▶ _Data excerpts_
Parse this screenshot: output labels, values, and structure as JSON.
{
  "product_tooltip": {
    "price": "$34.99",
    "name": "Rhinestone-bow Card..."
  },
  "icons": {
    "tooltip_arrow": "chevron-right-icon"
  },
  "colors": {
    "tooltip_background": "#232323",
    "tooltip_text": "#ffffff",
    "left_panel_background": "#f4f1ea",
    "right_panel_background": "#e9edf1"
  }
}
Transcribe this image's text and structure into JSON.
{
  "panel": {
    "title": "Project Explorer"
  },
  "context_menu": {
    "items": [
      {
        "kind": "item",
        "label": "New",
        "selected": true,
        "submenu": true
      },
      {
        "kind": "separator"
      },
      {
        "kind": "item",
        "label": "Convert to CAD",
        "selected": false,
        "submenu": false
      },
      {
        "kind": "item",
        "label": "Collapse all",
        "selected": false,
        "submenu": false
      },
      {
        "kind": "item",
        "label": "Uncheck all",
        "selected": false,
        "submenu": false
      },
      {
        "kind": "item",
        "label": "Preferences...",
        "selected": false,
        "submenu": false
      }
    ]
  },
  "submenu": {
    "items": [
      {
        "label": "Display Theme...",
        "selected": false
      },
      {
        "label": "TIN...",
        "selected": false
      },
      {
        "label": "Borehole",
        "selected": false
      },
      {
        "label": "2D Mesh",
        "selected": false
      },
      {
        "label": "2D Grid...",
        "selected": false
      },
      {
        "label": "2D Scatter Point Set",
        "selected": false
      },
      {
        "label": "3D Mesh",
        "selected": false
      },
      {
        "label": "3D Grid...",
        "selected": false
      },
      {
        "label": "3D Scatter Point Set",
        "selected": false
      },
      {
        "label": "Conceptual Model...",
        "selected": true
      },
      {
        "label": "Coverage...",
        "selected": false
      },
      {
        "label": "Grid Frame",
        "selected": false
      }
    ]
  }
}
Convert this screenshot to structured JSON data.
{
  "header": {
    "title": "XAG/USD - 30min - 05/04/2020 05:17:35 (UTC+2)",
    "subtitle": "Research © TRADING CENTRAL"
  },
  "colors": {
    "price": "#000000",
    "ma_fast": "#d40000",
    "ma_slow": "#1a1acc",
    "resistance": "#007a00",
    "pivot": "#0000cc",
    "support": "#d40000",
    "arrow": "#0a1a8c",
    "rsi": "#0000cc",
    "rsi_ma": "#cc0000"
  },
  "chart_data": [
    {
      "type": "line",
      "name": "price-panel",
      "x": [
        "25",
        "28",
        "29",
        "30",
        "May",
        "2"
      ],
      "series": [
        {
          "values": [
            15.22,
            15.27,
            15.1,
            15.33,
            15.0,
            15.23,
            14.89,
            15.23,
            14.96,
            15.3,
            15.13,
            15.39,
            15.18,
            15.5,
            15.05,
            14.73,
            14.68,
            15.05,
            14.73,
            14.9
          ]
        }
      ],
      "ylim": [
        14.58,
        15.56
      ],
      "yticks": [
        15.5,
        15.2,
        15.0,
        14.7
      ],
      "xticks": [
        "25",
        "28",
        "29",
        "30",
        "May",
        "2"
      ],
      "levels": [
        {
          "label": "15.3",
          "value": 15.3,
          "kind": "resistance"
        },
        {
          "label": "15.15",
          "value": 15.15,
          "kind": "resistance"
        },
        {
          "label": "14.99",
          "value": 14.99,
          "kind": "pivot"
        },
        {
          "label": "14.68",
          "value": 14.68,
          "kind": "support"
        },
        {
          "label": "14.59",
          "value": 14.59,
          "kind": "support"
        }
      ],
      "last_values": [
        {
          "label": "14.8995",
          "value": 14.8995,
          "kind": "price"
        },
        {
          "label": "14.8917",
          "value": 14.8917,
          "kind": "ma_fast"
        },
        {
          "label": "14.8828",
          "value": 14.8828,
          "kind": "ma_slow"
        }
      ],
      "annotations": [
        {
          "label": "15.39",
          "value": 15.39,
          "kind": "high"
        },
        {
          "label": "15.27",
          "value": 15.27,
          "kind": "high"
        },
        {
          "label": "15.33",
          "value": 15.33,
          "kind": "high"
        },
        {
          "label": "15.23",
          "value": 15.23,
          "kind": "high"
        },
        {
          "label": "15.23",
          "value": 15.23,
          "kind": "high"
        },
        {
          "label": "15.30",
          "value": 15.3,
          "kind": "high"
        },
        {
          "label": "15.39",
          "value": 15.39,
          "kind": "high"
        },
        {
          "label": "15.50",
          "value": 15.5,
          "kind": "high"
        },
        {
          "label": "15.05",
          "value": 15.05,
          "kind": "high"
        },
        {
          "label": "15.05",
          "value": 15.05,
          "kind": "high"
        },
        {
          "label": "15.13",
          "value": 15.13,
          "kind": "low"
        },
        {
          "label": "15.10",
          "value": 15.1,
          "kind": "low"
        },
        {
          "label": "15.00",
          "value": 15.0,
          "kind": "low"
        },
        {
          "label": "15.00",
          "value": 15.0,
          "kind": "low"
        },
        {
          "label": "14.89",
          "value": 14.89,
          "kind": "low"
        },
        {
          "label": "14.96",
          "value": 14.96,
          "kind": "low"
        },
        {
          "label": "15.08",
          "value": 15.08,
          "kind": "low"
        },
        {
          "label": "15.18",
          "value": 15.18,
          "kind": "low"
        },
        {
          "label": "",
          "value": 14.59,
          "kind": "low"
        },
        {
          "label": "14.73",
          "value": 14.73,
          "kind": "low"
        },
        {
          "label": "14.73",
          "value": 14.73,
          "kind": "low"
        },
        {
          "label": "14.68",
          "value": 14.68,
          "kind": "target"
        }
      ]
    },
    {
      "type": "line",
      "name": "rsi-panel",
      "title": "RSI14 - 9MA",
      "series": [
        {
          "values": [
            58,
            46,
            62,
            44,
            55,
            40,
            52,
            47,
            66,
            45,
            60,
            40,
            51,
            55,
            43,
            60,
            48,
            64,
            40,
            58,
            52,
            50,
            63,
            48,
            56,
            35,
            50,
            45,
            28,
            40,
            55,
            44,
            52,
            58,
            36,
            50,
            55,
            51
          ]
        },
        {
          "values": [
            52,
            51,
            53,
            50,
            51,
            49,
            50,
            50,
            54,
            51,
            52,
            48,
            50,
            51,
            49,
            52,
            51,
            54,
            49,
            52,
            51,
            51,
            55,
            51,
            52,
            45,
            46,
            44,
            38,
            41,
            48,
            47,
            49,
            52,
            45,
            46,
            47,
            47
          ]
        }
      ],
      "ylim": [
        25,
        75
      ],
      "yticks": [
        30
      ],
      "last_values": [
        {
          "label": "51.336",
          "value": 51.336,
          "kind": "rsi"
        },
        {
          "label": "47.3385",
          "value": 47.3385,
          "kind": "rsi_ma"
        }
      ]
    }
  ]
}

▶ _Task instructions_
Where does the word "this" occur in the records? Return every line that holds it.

▶ _The completed task_
Parse this screenshot: output labels, values, and structure as JSON.
Transcribe this image's text and structure into JSON.
Convert this screenshot to structured JSON data.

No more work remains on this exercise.